When the news that Dragon Age’s Mike Laidlaw was joining Ubisoft, I was curious to see what he’d be working on. Nearly a year later though, he announced his departure from the Quebec City studio. Laidlaw left the studio in February 2020.
NEWS: Fans have long wondered why Ubisoft hired Dragon Age designer Mike Laidlaw only for him to leave after just a year. The answer: Laidlaw's King Arthur game was canceled because former Ubisoft creative chief Serge Hascoët didn't like the setting https://t.co/tIMHfrMgza
— Jason Schreier (@jasonschreier) July 28, 2020
He thanked the people he had worked with and that was that we never learned what his project was. Until today, which includes a peek at what Laidlaw was working on during his brief stint at Ubisoft.
Quick update from me!
Today (Jan 31st) is my last day with Ubisoft. Huge thanks to the talented and welcoming folks at Ubisoft Quebec City for my time there.
Now to take stock and figure out what’s next!
— Mike Laidlaw (@Mike_Laidlaw) January 31, 2020
According to a new report from Bloomberg’s Jason Schreier, Laidlaw was working on an unannounced King Arthur game that was codenamed Avalon and included playing as famed English king in a co-op multiplayer, Monster Hunter inspired setting. A lot of people who worked on the project were ecstatic about the team working on it and all the progress they’d made.
However, one person, in particular, didn’t like the setting or the gameplay and because of that, the entire project was cancelled. Serge Hascoët was the gateway between approval or cancellation and his position has stifled a ton of creativity at Ubisoft, which has led to so many games feeling and playing the same. His decisions actively alienated the staff and idea with potential were nixed in favour of more of the same video games. According to insiders, Serge Hascoët wanted a fantasy game “better than Tolkein,” which effectively set the bar extremely high for employees.
Ubisoft’s big games for 2019 flopped, as The Division 2 came and went, reviewed well but sold horribly. Later, Ghost Recon: Breakpoint, which featured Jon Bernthal delivered a disappointing experience for fans and critics. These failures led to Ubisoft’s stock dropping 40% from the previous year, leading to an editorial team shakeup.
Laidlaw’s project Avalon went through several iterations while he was there. First, they changed the setting to ancient Greece, but Hascoët didn’t like it, then they shifted to sci-fi and that was turned away, with the game effectively being cancelled this past fall.

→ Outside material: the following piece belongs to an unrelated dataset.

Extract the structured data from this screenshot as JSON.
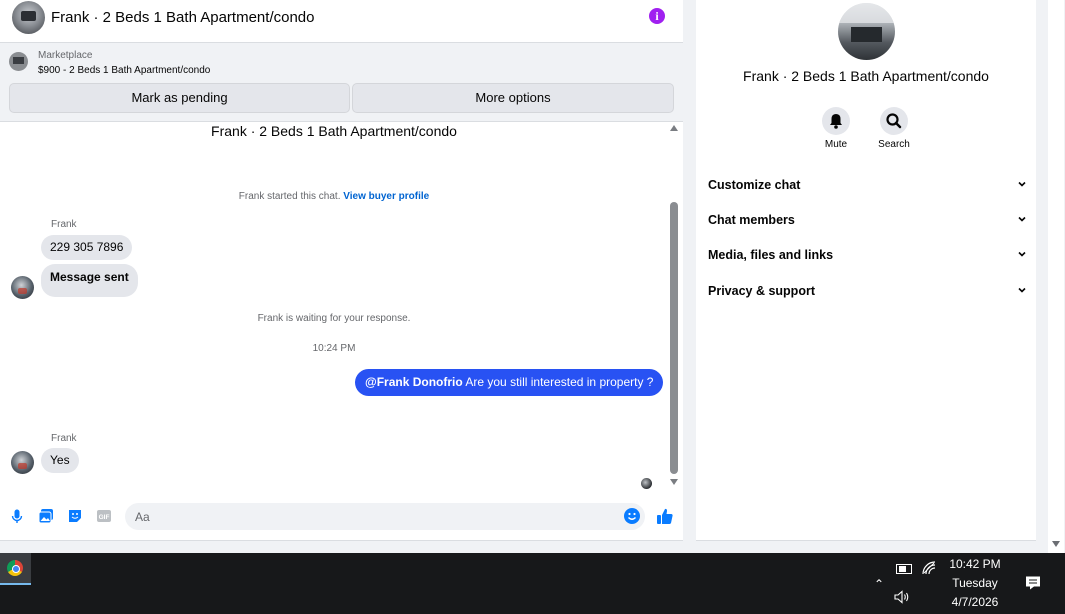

Laidlaw left at the end of January this year.
With massive shakeups needed at Ubisoft, this is sad to see that artists were actively being stifled by an executive who worked against the people in the company. Having one person in charge of these crucial decisions needs to be addressed and possibly, turned into a group decision for the company going forward.